- Payment of Gratuity Act: An Act to provide for a Scheme for the payment of gratuity to employees engaged in factories, mines, oilfields, plantations, ports, railway companies, shops or other establishments and for matters connected therewith or incidental thereto.
- The Contract Labour (Regulation and Abolition) Act: Applies to every establishment in which twenty or more workmen are employed on any day in the preceding twelve months, as contract labour. Its aim is to place the contract labourers at par with labourers employed directly, with respect to the working conditions and other benefits under labour law.
- ECONOMIC LAWS:
The Pollution control act and environmental legislations: Over the years, together with the spread of environmental consciousness, there has been a change in the traditionally held perception that there is a tradeoff between environmental quality and economic growth. People have now come to believe that the two are necessarily complementary.
- Water (Prevention and Control of Pollution) Act: The water act has the objective of Prevention and Control of Water Pollution and for maintaining or restoring of wholesomeness of water. The act specifies powers and functions for the central and state pollution control boards so as to ensure the effective implementation of the act.
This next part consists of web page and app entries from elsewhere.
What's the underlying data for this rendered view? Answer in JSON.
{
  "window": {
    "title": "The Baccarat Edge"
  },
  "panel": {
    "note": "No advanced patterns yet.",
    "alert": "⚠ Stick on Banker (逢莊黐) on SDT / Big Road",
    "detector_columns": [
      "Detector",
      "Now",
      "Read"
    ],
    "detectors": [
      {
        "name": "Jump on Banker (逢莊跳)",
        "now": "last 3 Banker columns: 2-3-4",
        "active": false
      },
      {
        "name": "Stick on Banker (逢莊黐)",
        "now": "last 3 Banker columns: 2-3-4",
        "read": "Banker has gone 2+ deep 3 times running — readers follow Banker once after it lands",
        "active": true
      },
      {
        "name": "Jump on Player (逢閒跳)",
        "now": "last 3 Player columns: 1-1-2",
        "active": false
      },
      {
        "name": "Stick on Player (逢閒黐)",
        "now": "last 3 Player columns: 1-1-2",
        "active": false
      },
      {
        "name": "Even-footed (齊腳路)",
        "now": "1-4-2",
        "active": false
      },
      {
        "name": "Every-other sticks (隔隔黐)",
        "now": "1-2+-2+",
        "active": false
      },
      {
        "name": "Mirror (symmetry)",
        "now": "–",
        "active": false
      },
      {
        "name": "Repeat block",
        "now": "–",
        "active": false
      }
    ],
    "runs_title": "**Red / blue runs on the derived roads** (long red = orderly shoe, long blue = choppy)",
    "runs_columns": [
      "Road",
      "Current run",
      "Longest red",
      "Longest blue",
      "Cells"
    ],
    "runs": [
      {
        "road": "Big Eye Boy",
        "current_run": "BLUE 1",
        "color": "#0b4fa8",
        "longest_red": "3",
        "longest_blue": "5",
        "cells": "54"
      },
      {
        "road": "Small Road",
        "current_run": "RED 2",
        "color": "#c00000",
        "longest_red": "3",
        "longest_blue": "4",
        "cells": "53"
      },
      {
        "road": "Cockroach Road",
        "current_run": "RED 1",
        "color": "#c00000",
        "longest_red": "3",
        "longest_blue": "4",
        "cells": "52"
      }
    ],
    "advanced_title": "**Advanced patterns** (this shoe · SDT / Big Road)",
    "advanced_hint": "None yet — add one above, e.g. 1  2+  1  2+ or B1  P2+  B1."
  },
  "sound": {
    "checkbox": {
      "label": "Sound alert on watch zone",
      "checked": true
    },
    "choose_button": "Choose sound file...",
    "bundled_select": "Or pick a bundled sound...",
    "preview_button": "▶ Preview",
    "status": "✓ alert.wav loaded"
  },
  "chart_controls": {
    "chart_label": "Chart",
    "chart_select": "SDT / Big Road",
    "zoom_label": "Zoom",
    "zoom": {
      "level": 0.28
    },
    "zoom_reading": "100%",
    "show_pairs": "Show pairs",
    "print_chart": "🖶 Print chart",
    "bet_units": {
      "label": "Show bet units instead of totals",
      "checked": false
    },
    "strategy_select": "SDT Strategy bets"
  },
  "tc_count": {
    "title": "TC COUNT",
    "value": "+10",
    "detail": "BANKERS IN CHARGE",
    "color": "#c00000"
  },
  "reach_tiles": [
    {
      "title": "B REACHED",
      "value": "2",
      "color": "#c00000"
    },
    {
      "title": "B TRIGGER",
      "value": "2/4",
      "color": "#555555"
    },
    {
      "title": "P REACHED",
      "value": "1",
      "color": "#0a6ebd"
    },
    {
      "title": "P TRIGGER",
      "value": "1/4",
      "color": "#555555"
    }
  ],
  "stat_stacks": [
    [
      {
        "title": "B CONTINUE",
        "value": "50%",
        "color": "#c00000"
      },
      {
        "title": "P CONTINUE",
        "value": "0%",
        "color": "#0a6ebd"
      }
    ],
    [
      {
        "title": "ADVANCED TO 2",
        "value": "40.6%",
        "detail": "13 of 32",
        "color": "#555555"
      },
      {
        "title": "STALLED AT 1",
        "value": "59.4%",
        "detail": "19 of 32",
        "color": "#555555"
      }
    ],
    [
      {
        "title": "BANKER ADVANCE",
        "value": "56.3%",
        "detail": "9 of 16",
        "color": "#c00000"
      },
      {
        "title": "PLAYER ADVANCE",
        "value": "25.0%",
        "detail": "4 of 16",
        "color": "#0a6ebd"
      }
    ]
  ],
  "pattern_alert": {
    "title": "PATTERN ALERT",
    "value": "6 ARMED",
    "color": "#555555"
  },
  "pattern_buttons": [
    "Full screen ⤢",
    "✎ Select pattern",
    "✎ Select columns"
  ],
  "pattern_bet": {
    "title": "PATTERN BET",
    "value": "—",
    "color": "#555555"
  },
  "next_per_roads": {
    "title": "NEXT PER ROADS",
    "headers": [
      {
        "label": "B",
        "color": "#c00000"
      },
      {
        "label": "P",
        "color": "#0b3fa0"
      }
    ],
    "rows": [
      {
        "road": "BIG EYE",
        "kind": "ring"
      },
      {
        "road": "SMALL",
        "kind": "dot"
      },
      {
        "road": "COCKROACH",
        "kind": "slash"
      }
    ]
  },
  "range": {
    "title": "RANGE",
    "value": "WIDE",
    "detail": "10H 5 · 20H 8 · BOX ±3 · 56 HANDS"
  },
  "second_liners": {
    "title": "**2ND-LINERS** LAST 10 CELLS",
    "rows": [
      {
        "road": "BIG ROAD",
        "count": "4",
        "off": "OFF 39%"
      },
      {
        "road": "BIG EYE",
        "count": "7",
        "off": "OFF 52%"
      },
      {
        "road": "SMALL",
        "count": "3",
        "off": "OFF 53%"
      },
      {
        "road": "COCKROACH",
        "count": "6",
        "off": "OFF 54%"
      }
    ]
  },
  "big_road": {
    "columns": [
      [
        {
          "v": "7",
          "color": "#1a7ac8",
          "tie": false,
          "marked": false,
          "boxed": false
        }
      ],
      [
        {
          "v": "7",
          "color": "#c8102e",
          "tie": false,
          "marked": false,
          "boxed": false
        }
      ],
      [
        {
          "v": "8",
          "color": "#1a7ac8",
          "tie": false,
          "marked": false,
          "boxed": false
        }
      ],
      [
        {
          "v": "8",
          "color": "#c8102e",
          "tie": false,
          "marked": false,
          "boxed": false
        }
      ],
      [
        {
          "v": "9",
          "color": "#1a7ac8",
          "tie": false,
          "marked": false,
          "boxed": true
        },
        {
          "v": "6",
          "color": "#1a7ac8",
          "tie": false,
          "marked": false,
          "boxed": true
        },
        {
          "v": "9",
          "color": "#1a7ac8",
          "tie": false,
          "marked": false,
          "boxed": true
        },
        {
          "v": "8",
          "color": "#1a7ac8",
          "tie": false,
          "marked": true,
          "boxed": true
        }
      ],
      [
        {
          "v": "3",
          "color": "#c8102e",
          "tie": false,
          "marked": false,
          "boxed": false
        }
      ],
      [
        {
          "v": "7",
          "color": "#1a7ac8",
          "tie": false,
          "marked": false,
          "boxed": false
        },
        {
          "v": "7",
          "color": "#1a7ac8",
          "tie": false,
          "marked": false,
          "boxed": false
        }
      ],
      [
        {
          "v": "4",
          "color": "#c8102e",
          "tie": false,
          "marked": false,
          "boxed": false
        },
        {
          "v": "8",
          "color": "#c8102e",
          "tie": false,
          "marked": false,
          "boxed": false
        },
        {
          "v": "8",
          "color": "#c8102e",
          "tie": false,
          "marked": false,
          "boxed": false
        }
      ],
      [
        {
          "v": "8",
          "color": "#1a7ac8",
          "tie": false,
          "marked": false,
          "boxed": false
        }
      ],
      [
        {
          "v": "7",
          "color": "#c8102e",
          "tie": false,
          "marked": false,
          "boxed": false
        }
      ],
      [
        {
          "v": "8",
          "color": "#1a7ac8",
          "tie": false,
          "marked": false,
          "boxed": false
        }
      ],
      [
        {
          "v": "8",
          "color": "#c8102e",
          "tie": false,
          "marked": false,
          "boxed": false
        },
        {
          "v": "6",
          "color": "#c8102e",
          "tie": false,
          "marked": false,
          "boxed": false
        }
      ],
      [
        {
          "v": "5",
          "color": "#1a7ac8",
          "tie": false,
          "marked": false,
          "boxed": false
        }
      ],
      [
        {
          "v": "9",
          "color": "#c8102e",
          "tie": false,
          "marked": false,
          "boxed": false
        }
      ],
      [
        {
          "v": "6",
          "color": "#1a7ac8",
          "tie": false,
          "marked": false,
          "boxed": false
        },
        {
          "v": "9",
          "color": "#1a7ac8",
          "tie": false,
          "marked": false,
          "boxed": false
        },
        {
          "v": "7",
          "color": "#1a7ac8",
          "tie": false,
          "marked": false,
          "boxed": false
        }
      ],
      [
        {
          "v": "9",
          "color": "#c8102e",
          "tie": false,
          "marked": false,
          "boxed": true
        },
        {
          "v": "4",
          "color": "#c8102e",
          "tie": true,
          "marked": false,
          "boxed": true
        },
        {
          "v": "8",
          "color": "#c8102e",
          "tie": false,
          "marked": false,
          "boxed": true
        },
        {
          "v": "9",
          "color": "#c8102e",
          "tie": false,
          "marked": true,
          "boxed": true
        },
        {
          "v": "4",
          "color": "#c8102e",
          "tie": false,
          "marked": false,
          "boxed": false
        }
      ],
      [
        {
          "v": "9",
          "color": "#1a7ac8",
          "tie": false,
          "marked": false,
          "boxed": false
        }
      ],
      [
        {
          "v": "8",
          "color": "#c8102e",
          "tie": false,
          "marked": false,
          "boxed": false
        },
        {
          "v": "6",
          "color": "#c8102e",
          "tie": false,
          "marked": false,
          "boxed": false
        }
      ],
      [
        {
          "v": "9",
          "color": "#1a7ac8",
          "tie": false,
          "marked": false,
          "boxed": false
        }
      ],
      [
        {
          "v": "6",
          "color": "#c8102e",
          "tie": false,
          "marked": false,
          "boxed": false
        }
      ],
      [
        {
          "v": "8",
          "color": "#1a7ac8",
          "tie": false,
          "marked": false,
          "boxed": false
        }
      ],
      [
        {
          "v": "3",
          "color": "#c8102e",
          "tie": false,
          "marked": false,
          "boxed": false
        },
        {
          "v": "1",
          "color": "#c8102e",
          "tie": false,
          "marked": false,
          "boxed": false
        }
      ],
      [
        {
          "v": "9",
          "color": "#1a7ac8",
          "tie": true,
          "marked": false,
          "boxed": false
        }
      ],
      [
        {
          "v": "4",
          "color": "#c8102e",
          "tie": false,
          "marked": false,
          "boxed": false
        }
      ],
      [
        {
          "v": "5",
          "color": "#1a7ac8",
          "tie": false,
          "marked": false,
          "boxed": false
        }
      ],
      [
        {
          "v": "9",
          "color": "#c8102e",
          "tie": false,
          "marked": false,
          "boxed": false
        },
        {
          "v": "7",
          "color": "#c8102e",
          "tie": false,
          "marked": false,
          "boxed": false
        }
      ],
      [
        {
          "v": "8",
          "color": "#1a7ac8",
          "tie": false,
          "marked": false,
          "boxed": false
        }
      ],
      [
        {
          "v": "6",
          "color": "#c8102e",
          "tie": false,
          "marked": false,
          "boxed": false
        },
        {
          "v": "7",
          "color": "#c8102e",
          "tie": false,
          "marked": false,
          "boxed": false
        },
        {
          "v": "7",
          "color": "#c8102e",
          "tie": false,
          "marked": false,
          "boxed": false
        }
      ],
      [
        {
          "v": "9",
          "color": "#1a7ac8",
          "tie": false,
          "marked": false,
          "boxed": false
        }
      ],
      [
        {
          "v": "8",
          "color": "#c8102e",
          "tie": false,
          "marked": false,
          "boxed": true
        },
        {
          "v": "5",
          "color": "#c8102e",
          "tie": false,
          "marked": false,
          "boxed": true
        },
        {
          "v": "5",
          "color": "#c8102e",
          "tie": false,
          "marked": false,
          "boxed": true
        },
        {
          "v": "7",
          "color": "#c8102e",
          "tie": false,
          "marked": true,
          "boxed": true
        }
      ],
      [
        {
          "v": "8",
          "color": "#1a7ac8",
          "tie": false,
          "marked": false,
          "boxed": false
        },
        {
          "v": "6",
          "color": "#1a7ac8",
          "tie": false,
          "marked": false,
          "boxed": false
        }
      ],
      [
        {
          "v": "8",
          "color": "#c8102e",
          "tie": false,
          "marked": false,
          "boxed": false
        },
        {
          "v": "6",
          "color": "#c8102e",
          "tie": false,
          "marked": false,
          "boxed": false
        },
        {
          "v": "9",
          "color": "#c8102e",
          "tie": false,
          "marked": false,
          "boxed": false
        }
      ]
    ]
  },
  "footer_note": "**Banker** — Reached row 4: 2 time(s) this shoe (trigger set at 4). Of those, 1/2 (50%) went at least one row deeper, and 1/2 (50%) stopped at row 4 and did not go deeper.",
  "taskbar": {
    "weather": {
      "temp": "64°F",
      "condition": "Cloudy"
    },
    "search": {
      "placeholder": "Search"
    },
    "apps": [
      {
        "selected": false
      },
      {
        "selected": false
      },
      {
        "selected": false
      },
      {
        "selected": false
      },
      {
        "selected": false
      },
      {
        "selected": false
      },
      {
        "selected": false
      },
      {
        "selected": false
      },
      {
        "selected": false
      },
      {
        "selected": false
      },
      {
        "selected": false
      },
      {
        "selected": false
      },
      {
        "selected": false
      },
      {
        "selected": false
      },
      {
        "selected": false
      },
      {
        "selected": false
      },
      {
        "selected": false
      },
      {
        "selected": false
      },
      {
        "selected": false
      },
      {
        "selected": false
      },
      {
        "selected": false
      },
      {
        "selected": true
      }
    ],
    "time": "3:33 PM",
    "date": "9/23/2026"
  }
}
- The Air (Prevention and Control of Pollution) Act: The Air Act lays down the standards for emission of air pollutants into the atmosphere from industrial plans and automobiles or for the discharge of any air pollutants into the atmosphere from any other source. The Air Act requires the industries to obtain the prior consent of the State Pollution Control Board to establish or operate any industrial plant in the Air Pollution Control Area.
- The Environment (Protection) act: This is an umbrella act on account of the facts that it comprehensively covers environmental issues related to the human environment. Rules framed under this Act lay down comprehensive standards for waste water discharges, air emissions, ambient air quality, noise levels. The Environment Protection Act also provides for tackling of the unforeseen issues, which can affect the environment adversely.
Foreign Trade Policy (2015-20): Foreign Policy refers to the principles and considerations that lie behind India’s international relations. Since there is an intimate connection between world events and there is also constant action and reaction, the foreign policy keeps evolved to adapt to the new situations.
- GENERAL AND COMMERCIAL LAWS:
- Indian Contract Act: The provisions of the act govern the commercial relations and agreements between parties business.
- Arbitration and Conciliation Act: The Arbitration Act is based on the UNCITRAL Model Law of International Commercial Arbitration. It encompasses both domestic and international commercial arbitration and gives freedom to the arbitrating parties in case of trans border contracts to choose the venue as well as the rules governing their arbitration. It further accords due recognition to mediation and conciliation.
Indian regulatory system is fast evolving with the global macro and micro economic realities. Reforms such as the new Companies Act 2013, proposed amendments in Labour Laws and proposed Good & Service Tax Act covering all Tax laws except Income Tax and Customs Act, etc. are aimed at abolishing the conventional systems and a faster integration with the global economy. These measures are definitely aimed at establishing ease of doing business and focused on a sustainable economic growth.
Disclaimer: The information provided in this article is intended for information purposes only and does not constitute a legal opinion or advice. Readers are requested to seek formal advice prior to acting upon any of the information provided herein.